If you know me you know that I am a very active Person. Or better lets say I was a very active, Yang Person. I used to jump around, couldn't really sit still, exercised every day in the Gym, went running, hiking, skiing and dancing. I was living life the fast lane. I still love to be a active Person but I do know now that I also need to have quite moments and do the exact opposite. So when I first started practicing Yin years ago, I found it incredible difficult to just "be" but I knew straight away that this was exactly the missing piece in my life.
Yin yoga’s tranquil pace helped me to ground myself in the present moment and to connect deeply with my mind, body, and soul.
But what is Yin Yoga?
Yin yoga is a restorative practice with slow, passive movements that target the deep connective tissues in our body. There are no standing tree poses, no Warriors and and no sun salutations.
In Yin yoga, the pace is slow and you don’t need to break a sweat in order to reap the benefits.
Like many other practices, the asanas (postures) are mostly performed in a seated or lying down position. You can expect the likes of a wide-kneed child’s pose, a gentle backbend, and forward bends with your legs together.
While the practice of holding yoga asanas for extended periods of time has always been a part of traditional yoga practice, it is the length of time each pose is held that makes Yin yoga different. For Beginners it can be very challenging to hold the pose for a minute or two, whereas the more experienced usually held for three to five minutes. It’s not uncommon to see advanced practitioners stay in a single pose for up to 20 minutes.
Everything about Yin yoga ties it back to the Taoist concept of yin and yang – the opposite and complementary principles of nature. Yin can be described as slow, steady, feminine, passive, and cool. Yang, on the other hand, is known to be changing, fluid, masculine, active, and hot.

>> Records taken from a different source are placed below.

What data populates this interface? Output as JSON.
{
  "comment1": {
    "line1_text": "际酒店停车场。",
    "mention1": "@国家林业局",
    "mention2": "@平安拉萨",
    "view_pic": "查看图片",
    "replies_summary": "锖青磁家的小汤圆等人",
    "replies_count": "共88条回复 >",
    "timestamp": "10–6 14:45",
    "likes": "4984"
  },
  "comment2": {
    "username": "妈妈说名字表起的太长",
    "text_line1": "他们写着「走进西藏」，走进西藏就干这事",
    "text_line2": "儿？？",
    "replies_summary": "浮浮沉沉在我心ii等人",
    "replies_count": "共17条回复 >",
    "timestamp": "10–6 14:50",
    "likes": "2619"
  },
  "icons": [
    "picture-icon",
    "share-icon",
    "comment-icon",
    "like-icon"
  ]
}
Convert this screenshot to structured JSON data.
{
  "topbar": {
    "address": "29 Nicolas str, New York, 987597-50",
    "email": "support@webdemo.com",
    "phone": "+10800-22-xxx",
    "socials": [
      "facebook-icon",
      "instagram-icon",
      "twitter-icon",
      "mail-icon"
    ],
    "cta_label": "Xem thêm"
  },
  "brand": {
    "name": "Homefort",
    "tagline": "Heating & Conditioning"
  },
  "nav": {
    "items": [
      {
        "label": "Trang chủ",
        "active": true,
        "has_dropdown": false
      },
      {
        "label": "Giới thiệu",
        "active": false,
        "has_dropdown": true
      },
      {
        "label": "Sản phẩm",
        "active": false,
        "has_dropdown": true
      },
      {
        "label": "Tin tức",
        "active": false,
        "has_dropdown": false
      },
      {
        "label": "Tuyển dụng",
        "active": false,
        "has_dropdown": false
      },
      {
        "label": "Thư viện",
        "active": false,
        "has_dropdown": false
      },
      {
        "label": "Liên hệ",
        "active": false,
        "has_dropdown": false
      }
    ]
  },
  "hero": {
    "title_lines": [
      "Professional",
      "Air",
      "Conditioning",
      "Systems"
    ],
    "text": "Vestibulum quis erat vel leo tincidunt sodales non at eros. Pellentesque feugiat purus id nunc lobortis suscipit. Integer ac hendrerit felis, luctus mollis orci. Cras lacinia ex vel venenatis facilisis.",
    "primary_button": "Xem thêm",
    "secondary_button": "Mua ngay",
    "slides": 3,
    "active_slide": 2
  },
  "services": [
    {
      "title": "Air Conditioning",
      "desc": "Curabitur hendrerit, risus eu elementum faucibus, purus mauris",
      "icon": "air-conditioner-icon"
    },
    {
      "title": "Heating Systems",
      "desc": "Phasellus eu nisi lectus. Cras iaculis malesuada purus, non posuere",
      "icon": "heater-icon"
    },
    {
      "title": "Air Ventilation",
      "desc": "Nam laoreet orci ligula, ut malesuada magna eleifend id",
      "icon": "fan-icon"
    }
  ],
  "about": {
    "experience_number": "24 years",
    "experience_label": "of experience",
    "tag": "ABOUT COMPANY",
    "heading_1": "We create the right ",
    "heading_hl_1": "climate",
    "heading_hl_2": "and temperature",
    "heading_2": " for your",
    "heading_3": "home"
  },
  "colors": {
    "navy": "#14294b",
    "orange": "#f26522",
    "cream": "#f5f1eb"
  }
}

Despite a deep-rooted history in the East, Yin yoga was actually founded by a practitioner from the West. Influenced by Taoist alchemy, and the practice of Hatha and Taoist yoga, Paulie Zink developed Yin and Yang yoga which incorporates long-held postures (Yin) and faster-paced movements that tie the postures together (Yang). His original concepts were thrown slightly off balance in the 1980s when Paul Grilley and Sarah Powers came onto the scene, encouraging practitioners to focus only on the slow, restorative aspect of the original discipline in pursuit of cultivating inner stillness. Ultimately, Yang was dropped and Yin yoga, as we know it today, was born.
Yoga for the Mind

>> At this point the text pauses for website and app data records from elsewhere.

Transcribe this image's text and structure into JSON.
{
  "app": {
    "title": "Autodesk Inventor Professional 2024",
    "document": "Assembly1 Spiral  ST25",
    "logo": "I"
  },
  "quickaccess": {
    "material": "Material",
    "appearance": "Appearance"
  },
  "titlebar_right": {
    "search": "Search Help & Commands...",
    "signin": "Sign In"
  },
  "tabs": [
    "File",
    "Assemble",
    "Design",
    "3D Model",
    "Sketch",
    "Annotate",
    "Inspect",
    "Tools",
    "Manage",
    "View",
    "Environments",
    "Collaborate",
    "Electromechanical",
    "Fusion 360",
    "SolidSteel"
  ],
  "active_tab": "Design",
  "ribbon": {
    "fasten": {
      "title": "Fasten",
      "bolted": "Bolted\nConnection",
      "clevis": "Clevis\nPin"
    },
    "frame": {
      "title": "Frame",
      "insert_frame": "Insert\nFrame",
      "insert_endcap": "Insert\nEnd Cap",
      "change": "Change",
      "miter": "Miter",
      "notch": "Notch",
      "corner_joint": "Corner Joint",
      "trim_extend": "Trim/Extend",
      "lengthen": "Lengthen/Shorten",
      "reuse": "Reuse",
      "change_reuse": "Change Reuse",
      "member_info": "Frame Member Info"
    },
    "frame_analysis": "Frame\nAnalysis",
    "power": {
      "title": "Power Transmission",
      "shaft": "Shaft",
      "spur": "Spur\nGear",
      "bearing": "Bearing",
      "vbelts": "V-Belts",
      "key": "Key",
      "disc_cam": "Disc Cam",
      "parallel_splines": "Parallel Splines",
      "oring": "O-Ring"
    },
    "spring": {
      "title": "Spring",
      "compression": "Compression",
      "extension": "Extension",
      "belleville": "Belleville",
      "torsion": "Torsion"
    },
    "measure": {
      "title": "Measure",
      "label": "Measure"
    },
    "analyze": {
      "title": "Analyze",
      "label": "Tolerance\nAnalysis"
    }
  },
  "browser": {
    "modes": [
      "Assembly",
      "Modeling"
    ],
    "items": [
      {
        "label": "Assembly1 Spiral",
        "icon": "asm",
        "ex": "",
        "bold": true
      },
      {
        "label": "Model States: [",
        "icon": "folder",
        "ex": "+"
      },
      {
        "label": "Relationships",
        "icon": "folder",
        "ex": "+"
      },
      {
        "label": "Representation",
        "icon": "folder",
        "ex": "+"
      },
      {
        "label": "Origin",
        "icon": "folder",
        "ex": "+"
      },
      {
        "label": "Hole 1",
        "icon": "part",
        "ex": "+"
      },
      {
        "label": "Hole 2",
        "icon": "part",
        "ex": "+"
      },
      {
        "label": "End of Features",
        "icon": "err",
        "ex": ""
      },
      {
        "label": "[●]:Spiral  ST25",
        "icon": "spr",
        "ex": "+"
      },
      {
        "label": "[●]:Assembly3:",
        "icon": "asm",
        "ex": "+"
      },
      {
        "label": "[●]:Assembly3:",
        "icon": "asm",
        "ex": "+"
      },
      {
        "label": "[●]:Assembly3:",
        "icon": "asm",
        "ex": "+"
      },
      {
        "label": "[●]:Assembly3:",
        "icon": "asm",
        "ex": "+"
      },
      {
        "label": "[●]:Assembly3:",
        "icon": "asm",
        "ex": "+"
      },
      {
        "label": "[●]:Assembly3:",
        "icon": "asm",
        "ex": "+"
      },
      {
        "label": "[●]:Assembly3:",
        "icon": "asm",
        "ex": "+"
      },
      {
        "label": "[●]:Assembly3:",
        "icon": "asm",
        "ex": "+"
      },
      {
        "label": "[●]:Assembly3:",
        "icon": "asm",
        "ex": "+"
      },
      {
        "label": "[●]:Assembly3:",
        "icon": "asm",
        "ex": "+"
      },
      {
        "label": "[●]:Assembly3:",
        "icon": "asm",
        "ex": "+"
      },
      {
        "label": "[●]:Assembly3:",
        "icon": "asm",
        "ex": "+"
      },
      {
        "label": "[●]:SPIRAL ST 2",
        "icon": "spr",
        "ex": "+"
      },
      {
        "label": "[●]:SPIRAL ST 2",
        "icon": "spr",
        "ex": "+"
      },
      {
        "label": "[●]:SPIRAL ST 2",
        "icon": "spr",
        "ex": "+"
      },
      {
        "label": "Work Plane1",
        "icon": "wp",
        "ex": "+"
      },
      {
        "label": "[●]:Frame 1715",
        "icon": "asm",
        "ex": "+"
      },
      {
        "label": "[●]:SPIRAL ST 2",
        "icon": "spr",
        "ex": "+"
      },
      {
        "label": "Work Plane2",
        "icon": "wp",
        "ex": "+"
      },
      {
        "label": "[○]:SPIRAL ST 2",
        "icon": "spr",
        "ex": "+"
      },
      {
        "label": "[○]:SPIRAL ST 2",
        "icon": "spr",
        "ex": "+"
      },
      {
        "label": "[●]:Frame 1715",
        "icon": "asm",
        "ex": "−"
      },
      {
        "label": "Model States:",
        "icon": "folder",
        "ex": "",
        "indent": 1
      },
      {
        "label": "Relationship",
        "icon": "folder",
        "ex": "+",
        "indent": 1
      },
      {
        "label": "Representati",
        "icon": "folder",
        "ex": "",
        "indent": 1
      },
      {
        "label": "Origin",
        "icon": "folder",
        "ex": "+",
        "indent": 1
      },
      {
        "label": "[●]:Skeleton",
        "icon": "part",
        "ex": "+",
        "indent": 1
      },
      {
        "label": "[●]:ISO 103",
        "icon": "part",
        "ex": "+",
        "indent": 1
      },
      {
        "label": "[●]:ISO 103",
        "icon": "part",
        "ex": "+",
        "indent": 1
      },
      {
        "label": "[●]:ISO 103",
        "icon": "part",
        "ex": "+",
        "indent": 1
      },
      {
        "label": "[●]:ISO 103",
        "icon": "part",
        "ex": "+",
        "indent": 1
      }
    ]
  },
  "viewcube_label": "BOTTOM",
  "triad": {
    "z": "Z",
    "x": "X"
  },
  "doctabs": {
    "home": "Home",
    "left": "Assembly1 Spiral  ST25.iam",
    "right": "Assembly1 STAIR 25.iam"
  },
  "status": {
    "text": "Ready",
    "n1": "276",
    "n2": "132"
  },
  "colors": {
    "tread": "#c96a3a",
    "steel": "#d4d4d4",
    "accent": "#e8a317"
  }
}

In our fast-paced, over-stimulated world filled with deadlines, commitments, and incessant electronic notifications, Yin yoga allows us to press the pause button on life.
The practice is often considered an effective method of stress relief, as the slow pace of movement is an excellent primer for meditation. Through a long, deliberate focus on the physical self, you begin to naturally bring stillness to your thoughts, creating the perfect conditions to clear the mind.

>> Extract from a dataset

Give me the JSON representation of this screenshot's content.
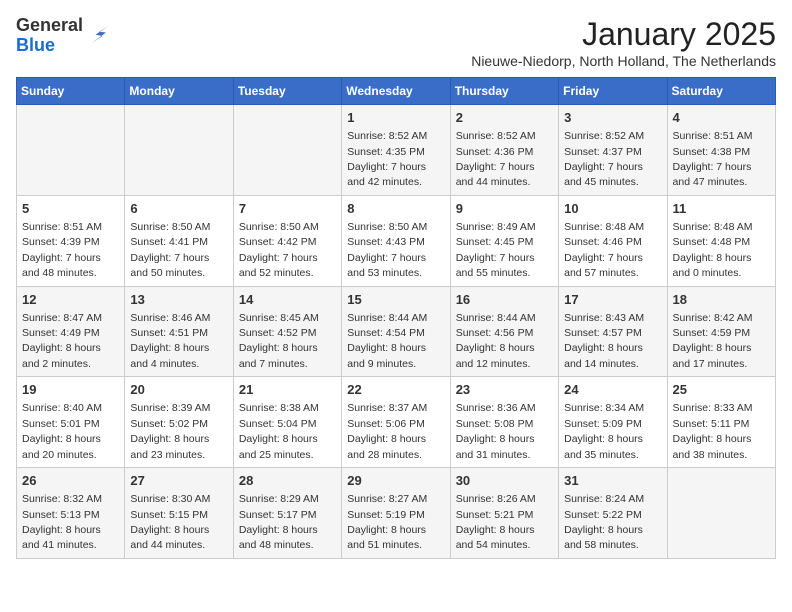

At first, the practice may be a little uncomfortable or create feelings of agitation. But over time, learning to surrender to the postures teaches you to surrender your mind.
Yoga for the Body
From a physical perspective, Yin yoga brings about all of the benefits of other conventional yoga practices, as well as some additional positive benefits for the body.
Increased muscle strength and tone, energy, vitality, and metabolism, together with improved cardio and circulatory health, respiration, and overall athletic performance are just a few of the myriad physical benefits. The focus on the deep connective tissues, as opposed to only muscle activation, means that Yin yoga boosts circulation around the joints and drastically improves flexibility.
Further, Yin yoga is specifically designed to help you sit longer and more comfortably, making it an excellent precursor to developing helpful meditation practices.
Yoga for the Soul
Finally, with roots in spirituality, Yin yoga is like food for the soul, providing emotionally therapeutic release.
The poses are said to stimulate the meridian points and relieve blockages in the subtle body–the part of the mind, intellect, and ego that control the physical body. Releasing these blockages helps us achieve a state of spiritual equilibrium. On an emotional level, it allows for thoughts and feelings to arise that would otherwise go unnoticed in a faster-paced practice.
This practice is an intimate experience that allows time to cultivate awareness of silence, to truly be present and connect with our inner self.
Do you want to learn more about Yin Yoga? Do you want to become a Yin Yoga Teacher with profound knowledge? Do you love practicing yin and want to deepen your practice?
Then maybe you want to join the Yin Yoga Tribe and start your online Yin Teacher Training with me.
The Course is build up in 2 Modules (2x 50hrs) You can choose to do only one Module or both Modules in a Package.
Read more about the Yin teacher training here. Both Modules are of course Yoga Alliance accredited. Drop me a message if you have any Questions about Yin or the Yin Teacher Training.
Love and Light,